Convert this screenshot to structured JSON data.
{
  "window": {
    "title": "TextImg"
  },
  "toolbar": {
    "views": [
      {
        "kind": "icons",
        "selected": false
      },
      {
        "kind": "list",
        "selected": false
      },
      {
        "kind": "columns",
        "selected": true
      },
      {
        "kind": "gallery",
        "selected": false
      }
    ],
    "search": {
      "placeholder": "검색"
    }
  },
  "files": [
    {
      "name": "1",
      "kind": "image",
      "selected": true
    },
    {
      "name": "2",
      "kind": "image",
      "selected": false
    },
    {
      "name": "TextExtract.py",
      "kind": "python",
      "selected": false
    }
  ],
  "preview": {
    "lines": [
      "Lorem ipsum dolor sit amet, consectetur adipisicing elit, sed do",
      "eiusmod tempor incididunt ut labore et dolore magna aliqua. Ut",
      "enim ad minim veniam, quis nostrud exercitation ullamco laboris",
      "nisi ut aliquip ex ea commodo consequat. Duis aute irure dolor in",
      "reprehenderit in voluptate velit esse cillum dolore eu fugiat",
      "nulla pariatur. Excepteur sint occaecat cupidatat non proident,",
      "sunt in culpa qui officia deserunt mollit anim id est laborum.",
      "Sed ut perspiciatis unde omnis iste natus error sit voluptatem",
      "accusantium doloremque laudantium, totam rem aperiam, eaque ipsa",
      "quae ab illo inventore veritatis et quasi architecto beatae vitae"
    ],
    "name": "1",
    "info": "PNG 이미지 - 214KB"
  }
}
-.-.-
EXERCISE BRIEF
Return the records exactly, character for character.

EXERCISE RESPONSE
Convert this screenshot to structured JSON data.
{
  "window": {
    "title": "TextImg"
  },
  "toolbar": {
    "views": [
      {
        "kind": "icons",
        "selected": false
      },
      {
        "kind": "list",
        "selected": false
      },
      {
        "kind": "columns",
        "selected": true
      },
      {
        "kind": "gallery",
        "selected": false
      }
    ],
    "search": {
      "placeholder": "검색"
    }
  },
  "files": [
    {
      "name": "1",
      "kind": "image",
      "selected": true
    },
    {
      "name": "2",
      "kind": "image",
      "selected": false
    },
    {
      "name": "TextExtract.py",
      "kind": "python",
      "selected": false
    }
  ],
  "preview": {
    "lines": [
      "Lorem ipsum dolor sit amet, consectetur adipisicing elit, sed do",
      "eiusmod tempor incididunt ut labore et dolore magna aliqua. Ut",
      "enim ad minim veniam, quis nostrud exercitation ullamco laboris",
      "nisi ut aliquip ex ea commodo consequat. Duis aute irure dolor in",
      "reprehenderit in voluptate velit esse cillum dolore eu fugiat",
      "nulla pariatur. Excepteur sint occaecat cupidatat non proident,",
      "sunt in culpa qui officia deserunt mollit anim id est laborum.",
      "Sed ut perspiciatis unde omnis iste natus error sit voluptatem",
      "accusantium doloremque laudantium, totam rem aperiam, eaque ipsa",
      "quae ab illo inventore veritatis et quasi architecto beatae vitae"
    ],
    "name": "1",
    "info": "PNG 이미지 - 214KB"
  }
}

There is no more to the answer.